▸ **Task to carry out**: Every word of the data below has to be copied faithfully.

▸ **Records for this exercise**:
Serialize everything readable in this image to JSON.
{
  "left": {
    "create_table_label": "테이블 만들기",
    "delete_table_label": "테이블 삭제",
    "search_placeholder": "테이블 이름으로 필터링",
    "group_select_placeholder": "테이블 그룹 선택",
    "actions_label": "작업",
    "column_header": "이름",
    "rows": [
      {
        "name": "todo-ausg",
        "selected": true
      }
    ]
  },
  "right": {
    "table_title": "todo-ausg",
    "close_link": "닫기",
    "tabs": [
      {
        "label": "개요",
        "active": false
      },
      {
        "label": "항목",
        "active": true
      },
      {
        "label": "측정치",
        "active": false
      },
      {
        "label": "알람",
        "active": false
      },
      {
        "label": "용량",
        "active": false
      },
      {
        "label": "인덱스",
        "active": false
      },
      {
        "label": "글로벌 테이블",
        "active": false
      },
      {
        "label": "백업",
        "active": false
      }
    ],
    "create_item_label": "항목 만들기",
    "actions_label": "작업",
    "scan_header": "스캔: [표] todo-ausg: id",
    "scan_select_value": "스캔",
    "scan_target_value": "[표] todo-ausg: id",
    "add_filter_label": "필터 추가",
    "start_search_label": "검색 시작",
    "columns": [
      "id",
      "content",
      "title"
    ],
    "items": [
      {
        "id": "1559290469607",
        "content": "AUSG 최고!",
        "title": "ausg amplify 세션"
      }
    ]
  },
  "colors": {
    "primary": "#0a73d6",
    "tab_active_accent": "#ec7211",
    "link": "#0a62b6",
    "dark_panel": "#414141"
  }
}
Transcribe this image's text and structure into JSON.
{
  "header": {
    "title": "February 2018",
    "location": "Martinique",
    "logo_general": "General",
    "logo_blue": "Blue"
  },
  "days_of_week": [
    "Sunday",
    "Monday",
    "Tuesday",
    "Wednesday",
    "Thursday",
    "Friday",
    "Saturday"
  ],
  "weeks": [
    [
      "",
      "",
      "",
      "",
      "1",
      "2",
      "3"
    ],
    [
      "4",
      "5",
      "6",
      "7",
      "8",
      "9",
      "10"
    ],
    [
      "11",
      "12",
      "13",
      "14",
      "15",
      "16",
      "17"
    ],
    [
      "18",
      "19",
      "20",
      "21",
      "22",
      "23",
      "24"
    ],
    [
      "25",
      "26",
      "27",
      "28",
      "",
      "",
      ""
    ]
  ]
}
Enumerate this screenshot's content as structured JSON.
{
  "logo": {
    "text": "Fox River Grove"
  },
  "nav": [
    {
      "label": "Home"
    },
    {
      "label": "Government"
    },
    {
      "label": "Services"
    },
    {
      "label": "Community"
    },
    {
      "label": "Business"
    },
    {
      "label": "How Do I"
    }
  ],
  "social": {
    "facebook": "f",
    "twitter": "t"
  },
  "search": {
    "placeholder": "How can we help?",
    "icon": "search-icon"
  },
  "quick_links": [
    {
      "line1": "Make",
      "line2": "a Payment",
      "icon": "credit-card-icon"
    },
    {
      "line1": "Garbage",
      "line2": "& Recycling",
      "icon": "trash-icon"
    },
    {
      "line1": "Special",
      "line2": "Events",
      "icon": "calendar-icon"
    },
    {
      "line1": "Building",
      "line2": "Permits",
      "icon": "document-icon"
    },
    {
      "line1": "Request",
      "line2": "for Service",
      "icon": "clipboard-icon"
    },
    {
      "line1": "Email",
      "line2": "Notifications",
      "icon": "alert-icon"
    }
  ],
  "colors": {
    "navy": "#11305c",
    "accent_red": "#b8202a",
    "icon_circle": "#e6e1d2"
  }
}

▸ **Written response**:
Serialize everything readable in this image to JSON.
{
  "left": {
    "create_table_label": "테이블 만들기",
    "delete_table_label": "테이블 삭제",
    "search_placeholder": "테이블 이름으로 필터링",
    "group_select_placeholder": "테이블 그룹 선택",
    "actions_label": "작업",
    "column_header": "이름",
    "rows": [
      {
        "name": "todo-ausg",
        "selected": true
      }
    ]
  },
  "right": {
    "table_title": "todo-ausg",
    "close_link": "닫기",
    "tabs": [
      {
        "label": "개요",
        "active": false
      },
      {
        "label": "항목",
        "active": true
      },
      {
        "label": "측정치",
        "active": false
      },
      {
        "label": "알람",
        "active": false
      },
      {
        "label": "용량",
        "active": false
      },
      {
        "label": "인덱스",
        "active": false
      },
      {
        "label": "글로벌 테이블",
        "active": false
      },
      {
        "label": "백업",
        "active": false
      }
    ],
    "create_item_label": "항목 만들기",
    "actions_label": "작업",
    "scan_header": "스캔: [표] todo-ausg: id",
    "scan_select_value": "스캔",
    "scan_target_value": "[표] todo-ausg: id",
    "add_filter_label": "필터 추가",
    "start_search_label": "검색 시작",
    "columns": [
      "id",
      "content",
      "title"
    ],
    "items": [
      {
        "id": "1559290469607",
        "content": "AUSG 최고!",
        "title": "ausg amplify 세션"
      }
    ]
  },
  "colors": {
    "primary": "#0a73d6",
    "tab_active_accent": "#ec7211",
    "link": "#0a62b6",
    "dark_panel": "#414141"
  }
}
Transcribe this image's text and structure into JSON.
{
  "header": {
    "title": "February 2018",
    "location": "Martinique",
    "logo_general": "General",
    "logo_blue": "Blue"
  },
  "days_of_week": [
    "Sunday",
    "Monday",
    "Tuesday",
    "Wednesday",
    "Thursday",
    "Friday",
    "Saturday"
  ],
  "weeks": [
    [
      "",
      "",
      "",
      "",
      "1",
      "2",
      "3"
    ],
    [
      "4",
      "5",
      "6",
      "7",
      "8",
      "9",
      "10"
    ],
    [
      "11",
      "12",
      "13",
      "14",
      "15",
      "16",
      "17"
    ],
    [
      "18",
      "19",
      "20",
      "21",
      "22",
      "23",
      "24"
    ],
    [
      "25",
      "26",
      "27",
      "28",
      "",
      "",
      ""
    ]
  ]
}
Enumerate this screenshot's content as structured JSON.
{
  "logo": {
    "text": "Fox River Grove"
  },
  "nav": [
    {
      "label": "Home"
    },
    {
      "label": "Government"
    },
    {
      "label": "Services"
    },
    {
      "label": "Community"
    },
    {
      "label": "Business"
    },
    {
      "label": "How Do I"
    }
  ],
  "social": {
    "facebook": "f",
    "twitter": "t"
  },
  "search": {
    "placeholder": "How can we help?",
    "icon": "search-icon"
  },
  "quick_links": [
    {
      "line1": "Make",
      "line2": "a Payment",
      "icon": "credit-card-icon"
    },
    {
      "line1": "Garbage",
      "line2": "& Recycling",
      "icon": "trash-icon"
    },
    {
      "line1": "Special",
      "line2": "Events",
      "icon": "calendar-icon"
    },
    {
      "line1": "Building",
      "line2": "Permits",
      "icon": "document-icon"
    },
    {
      "line1": "Request",
      "line2": "for Service",
      "icon": "clipboard-icon"
    },
    {
      "line1": "Email",
      "line2": "Notifications",
      "icon": "alert-icon"
    }
  ],
  "colors": {
    "navy": "#11305c",
    "accent_red": "#b8202a",
    "icon_circle": "#e6e1d2"
  }
}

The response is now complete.